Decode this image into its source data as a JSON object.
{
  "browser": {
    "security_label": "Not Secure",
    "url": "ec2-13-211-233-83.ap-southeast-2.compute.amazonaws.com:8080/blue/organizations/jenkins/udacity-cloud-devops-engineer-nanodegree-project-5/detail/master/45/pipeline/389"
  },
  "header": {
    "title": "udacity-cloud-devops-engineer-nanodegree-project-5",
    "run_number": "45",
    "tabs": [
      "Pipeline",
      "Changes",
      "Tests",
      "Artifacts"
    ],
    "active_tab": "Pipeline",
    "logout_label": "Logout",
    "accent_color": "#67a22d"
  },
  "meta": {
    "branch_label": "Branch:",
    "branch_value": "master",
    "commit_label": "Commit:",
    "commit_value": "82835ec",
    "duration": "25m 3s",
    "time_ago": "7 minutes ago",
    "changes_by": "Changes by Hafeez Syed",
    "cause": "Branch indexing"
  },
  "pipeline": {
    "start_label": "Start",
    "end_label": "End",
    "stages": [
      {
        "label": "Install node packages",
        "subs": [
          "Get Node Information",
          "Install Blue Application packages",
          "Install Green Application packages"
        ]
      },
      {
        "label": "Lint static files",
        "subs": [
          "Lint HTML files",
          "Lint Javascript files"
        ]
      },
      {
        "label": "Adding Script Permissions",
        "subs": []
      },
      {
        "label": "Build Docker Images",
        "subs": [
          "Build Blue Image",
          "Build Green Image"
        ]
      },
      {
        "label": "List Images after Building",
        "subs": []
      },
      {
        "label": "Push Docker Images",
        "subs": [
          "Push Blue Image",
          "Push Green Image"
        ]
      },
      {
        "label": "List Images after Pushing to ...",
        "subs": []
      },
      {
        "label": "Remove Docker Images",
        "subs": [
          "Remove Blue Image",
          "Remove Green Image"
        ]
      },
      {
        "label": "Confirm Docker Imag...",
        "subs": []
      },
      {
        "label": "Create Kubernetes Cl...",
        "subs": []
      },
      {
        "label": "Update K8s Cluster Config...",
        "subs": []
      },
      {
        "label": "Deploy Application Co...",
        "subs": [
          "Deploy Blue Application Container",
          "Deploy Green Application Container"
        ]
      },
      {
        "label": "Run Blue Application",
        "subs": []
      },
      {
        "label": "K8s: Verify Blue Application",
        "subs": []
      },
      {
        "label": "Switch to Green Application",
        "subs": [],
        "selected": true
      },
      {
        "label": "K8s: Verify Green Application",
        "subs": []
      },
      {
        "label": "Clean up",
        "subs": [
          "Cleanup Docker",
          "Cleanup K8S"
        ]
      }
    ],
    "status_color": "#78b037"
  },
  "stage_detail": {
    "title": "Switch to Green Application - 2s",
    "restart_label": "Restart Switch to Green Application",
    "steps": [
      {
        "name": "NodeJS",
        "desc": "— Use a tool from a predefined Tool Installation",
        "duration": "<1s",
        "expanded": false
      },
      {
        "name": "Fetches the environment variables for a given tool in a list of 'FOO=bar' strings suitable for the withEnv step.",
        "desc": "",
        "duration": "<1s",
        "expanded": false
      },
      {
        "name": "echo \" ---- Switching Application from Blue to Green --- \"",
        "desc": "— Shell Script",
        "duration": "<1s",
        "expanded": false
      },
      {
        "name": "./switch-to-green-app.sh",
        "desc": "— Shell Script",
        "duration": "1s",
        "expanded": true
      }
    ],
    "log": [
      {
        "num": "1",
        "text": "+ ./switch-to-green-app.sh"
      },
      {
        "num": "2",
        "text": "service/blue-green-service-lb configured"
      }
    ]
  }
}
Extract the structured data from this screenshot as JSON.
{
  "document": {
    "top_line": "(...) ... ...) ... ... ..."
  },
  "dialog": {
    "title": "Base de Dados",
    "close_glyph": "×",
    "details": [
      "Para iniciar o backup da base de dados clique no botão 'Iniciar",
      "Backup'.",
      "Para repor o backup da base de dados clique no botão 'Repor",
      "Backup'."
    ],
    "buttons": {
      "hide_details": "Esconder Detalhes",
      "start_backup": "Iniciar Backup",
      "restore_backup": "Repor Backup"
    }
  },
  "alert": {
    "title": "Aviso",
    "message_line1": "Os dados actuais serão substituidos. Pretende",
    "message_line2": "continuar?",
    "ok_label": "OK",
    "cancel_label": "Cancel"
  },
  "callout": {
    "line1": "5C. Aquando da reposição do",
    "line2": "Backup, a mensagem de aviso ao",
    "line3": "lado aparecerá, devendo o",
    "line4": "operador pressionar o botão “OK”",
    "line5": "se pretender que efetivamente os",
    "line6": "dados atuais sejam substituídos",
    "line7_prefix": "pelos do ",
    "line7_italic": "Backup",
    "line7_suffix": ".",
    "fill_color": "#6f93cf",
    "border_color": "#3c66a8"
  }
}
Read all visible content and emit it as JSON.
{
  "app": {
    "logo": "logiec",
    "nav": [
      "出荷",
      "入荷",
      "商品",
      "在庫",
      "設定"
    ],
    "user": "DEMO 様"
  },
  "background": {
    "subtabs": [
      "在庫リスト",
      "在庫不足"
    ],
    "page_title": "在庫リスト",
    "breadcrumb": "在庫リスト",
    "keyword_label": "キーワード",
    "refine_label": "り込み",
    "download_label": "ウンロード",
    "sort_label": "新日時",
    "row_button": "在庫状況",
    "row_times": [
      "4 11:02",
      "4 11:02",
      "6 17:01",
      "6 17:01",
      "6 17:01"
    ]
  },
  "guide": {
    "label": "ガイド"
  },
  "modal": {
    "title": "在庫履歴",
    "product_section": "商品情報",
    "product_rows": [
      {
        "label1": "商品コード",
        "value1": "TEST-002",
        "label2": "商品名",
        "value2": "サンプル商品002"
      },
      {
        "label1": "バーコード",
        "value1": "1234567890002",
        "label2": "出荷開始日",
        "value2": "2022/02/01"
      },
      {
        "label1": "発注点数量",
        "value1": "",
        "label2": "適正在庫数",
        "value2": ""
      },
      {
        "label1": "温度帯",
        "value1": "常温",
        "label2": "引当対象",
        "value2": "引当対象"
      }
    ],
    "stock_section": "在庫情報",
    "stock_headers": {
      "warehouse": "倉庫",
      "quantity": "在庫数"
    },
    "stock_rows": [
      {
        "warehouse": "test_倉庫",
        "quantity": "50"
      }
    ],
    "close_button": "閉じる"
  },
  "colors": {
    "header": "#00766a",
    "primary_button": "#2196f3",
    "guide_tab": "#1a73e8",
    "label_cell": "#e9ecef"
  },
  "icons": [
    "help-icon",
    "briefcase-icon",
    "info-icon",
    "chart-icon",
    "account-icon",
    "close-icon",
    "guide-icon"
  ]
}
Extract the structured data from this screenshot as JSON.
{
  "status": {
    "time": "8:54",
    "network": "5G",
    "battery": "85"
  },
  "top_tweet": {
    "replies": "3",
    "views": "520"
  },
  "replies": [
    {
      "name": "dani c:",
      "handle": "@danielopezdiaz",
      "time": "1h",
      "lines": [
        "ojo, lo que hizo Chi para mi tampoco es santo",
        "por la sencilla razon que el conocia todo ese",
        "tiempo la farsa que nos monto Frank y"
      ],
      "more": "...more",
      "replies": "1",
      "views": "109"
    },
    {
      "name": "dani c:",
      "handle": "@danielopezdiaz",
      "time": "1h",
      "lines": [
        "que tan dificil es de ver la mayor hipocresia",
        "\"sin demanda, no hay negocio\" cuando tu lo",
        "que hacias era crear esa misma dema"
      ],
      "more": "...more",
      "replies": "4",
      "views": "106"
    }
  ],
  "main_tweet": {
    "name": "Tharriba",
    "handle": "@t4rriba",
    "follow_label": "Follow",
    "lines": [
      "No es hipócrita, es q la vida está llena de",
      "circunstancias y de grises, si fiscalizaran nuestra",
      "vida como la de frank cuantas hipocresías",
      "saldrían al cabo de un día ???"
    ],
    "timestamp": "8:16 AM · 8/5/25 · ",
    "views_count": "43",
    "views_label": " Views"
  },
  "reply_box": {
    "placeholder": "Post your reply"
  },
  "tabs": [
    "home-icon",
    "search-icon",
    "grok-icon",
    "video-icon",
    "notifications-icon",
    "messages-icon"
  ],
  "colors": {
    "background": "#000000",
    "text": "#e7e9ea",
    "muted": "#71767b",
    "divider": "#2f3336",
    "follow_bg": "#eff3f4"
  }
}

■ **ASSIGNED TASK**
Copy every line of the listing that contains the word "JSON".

■ **SOLUTION TO THE EXERCISE**
Decode this image into its source data as a JSON object.
Extract the structured data from this screenshot as JSON.
Read all visible content and emit it as JSON.
Extract the structured data from this screenshot as JSON.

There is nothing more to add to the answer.